Can the data below be set down again exactly, line for line?

┌────────

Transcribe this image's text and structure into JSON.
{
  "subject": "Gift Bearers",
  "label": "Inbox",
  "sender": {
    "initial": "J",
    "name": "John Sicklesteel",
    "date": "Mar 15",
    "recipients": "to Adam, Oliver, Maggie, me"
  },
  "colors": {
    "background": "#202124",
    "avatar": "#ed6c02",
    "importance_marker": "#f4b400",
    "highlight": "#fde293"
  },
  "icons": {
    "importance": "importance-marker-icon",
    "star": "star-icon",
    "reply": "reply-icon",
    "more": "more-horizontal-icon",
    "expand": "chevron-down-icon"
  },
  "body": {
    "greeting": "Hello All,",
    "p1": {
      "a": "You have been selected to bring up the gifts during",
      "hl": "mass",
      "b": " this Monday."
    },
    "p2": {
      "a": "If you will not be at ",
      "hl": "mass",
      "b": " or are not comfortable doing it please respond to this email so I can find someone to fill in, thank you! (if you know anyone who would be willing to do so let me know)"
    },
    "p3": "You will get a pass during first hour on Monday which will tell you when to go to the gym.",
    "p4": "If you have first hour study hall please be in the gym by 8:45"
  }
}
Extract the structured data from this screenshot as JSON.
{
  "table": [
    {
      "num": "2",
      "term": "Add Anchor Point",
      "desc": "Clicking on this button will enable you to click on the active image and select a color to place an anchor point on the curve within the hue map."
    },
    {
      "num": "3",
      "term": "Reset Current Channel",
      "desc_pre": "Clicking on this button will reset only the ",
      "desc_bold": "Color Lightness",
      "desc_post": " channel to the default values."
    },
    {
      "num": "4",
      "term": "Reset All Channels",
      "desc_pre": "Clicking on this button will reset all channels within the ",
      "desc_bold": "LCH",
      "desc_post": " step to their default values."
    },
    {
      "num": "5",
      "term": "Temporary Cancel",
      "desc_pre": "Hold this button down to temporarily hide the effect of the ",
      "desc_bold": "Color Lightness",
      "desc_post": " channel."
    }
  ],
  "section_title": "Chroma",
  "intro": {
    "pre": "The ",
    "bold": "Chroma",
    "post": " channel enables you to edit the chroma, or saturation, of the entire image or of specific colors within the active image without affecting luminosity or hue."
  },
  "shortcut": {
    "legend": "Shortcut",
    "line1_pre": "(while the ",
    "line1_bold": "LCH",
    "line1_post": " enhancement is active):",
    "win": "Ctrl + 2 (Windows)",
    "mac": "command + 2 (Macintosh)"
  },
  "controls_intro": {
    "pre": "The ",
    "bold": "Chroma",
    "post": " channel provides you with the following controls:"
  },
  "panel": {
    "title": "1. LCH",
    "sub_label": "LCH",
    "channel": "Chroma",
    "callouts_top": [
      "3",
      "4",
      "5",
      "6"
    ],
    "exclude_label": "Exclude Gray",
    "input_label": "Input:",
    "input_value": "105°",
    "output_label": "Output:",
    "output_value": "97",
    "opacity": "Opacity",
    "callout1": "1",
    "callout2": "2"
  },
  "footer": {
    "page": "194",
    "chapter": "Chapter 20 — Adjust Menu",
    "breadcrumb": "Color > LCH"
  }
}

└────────

*WRITTEN REPLY*.
Transcribe this image's text and structure into JSON.
{
  "subject": "Gift Bearers",
  "label": "Inbox",
  "sender": {
    "initial": "J",
    "name": "John Sicklesteel",
    "date": "Mar 15",
    "recipients": "to Adam, Oliver, Maggie, me"
  },
  "colors": {
    "background": "#202124",
    "avatar": "#ed6c02",
    "importance_marker": "#f4b400",
    "highlight": "#fde293"
  },
  "icons": {
    "importance": "importance-marker-icon",
    "star": "star-icon",
    "reply": "reply-icon",
    "more": "more-horizontal-icon",
    "expand": "chevron-down-icon"
  },
  "body": {
    "greeting": "Hello All,",
    "p1": {
      "a": "You have been selected to bring up the gifts during",
      "hl": "mass",
      "b": " this Monday."
    },
    "p2": {
      "a": "If you will not be at ",
      "hl": "mass",
      "b": " or are not comfortable doing it please respond to this email so I can find someone to fill in, thank you! (if you know anyone who would be willing to do so let me know)"
    },
    "p3": "You will get a pass during first hour on Monday which will tell you when to go to the gym.",
    "p4": "If you have first hour study hall please be in the gym by 8:45"
  }
}
Extract the structured data from this screenshot as JSON.
{
  "table": [
    {
      "num": "2",
      "term": "Add Anchor Point",
      "desc": "Clicking on this button will enable you to click on the active image and select a color to place an anchor point on the curve within the hue map."
    },
    {
      "num": "3",
      "term": "Reset Current Channel",
      "desc_pre": "Clicking on this button will reset only the ",
      "desc_bold": "Color Lightness",
      "desc_post": " channel to the default values."
    },
    {
      "num": "4",
      "term": "Reset All Channels",
      "desc_pre": "Clicking on this button will reset all channels within the ",
      "desc_bold": "LCH",
      "desc_post": " step to their default values."
    },
    {
      "num": "5",
      "term": "Temporary Cancel",
      "desc_pre": "Hold this button down to temporarily hide the effect of the ",
      "desc_bold": "Color Lightness",
      "desc_post": " channel."
    }
  ],
  "section_title": "Chroma",
  "intro": {
    "pre": "The ",
    "bold": "Chroma",
    "post": " channel enables you to edit the chroma, or saturation, of the entire image or of specific colors within the active image without affecting luminosity or hue."
  },
  "shortcut": {
    "legend": "Shortcut",
    "line1_pre": "(while the ",
    "line1_bold": "LCH",
    "line1_post": " enhancement is active):",
    "win": "Ctrl + 2 (Windows)",
    "mac": "command + 2 (Macintosh)"
  },
  "controls_intro": {
    "pre": "The ",
    "bold": "Chroma",
    "post": " channel provides you with the following controls:"
  },
  "panel": {
    "title": "1. LCH",
    "sub_label": "LCH",
    "channel": "Chroma",
    "callouts_top": [
      "3",
      "4",
      "5",
      "6"
    ],
    "exclude_label": "Exclude Gray",
    "input_label": "Input:",
    "input_value": "105°",
    "output_label": "Output:",
    "output_value": "97",
    "opacity": "Opacity",
    "callout1": "1",
    "callout2": "2"
  },
  "footer": {
    "page": "194",
    "chapter": "Chapter 20 — Adjust Menu",
    "breadcrumb": "Color > LCH"
  }
}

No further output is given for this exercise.